Expectation of rapid economic improvement soon in Africa seems counter-intuitive at this time, especially given Africa’s symbolic role as the negation of ‘white’ superiority. Black people have played this role for centuries as the stigmatized underclass of an unequal world society organized along racial lines; and never more than now, when American and European dominance… Read More »

How far back to go in telling the stories?

Benson Eluma has done me the honour of writing a long post on Olumide Abimbola’s blog with the same title as this one. I am very grateful to Olu (Loomnie) for his intellectual companionship in general and for this collaboration in particular. Benson’s post refers to my previous one here, Africa’s hope, which in turn… Read More »

The economy of Africa’s cities

When I started out in the 1960s, most of what anthropologists’ knew about African cities came from the Manchester school who worked in Central/Southern Africa, mainly in Northern Rhodesia (which became Zambia and was best known for the Copperbelt). Cities in this region had been largely built and were controlled by white settler regimes. The… Read More »

Africa’s urban revolution in the 20th century

This one is longer than usual, but it does contain the foundation of my book’s argument concerning how Africa arrived at the 21st century. In the spirit of blogging, I link it here to a piece in today’s FT by the Sudanese businessman Mo Ibrahim on the implications of his country’s impending breakup for Africa’s… Read More »

Africa in a convergent multi-polar world

Today’s Financial Times has a global economic analysis of considerable historical vision by Martin Wolf. He takes his key terms from Ken Pomeranz’s The Great Divergence: China, Europe and the Making of the Modern World Economy (2000). Pomeranz argued that a major gap between China and the West opened up in the late 18th century.… Read More »

Full circle: Africa’s moment has come

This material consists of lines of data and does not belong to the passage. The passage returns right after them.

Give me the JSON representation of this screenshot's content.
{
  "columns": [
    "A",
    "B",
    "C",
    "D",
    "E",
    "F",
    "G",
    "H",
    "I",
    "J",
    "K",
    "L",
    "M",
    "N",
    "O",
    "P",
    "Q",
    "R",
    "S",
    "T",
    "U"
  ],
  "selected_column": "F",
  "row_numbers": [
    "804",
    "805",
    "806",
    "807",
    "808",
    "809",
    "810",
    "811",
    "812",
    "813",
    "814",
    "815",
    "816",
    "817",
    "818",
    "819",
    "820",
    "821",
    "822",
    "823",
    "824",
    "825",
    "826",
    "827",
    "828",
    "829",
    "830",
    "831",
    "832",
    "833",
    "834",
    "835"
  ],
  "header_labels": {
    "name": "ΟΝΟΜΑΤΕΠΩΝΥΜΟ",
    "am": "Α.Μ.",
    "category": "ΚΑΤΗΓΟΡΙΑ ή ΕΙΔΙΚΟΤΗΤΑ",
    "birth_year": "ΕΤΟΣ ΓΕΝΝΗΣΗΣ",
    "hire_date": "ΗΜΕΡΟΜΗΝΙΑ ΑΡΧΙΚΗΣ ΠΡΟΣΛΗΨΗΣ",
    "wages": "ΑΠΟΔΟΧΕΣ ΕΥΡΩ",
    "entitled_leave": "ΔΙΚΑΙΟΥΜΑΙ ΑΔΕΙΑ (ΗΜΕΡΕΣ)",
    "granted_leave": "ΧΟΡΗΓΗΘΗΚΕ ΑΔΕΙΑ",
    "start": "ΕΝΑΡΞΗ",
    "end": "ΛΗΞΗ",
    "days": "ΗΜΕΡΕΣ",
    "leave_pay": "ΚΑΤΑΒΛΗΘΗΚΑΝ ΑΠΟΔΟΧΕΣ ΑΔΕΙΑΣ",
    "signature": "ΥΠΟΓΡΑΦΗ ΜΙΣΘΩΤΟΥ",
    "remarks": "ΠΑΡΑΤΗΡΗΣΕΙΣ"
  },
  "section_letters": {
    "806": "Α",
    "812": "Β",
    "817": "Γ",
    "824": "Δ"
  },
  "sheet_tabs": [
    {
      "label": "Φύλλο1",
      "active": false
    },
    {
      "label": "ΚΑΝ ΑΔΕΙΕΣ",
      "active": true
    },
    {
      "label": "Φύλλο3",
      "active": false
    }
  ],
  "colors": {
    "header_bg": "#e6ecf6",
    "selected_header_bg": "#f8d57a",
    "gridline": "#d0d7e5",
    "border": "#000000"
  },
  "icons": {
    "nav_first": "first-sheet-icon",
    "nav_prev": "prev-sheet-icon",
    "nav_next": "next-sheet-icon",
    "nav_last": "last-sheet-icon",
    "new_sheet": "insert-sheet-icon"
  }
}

Not long ago the same Polity Press that asked me to review Négrologie and contracted me to write my own book sent me another French book on Africa for possible translation, Le Temps de l’Afrique by Jean-Michel Severino and Olivier Ray. Severino was until recently Director-General of the French Development Agency. My review was positive… Read More »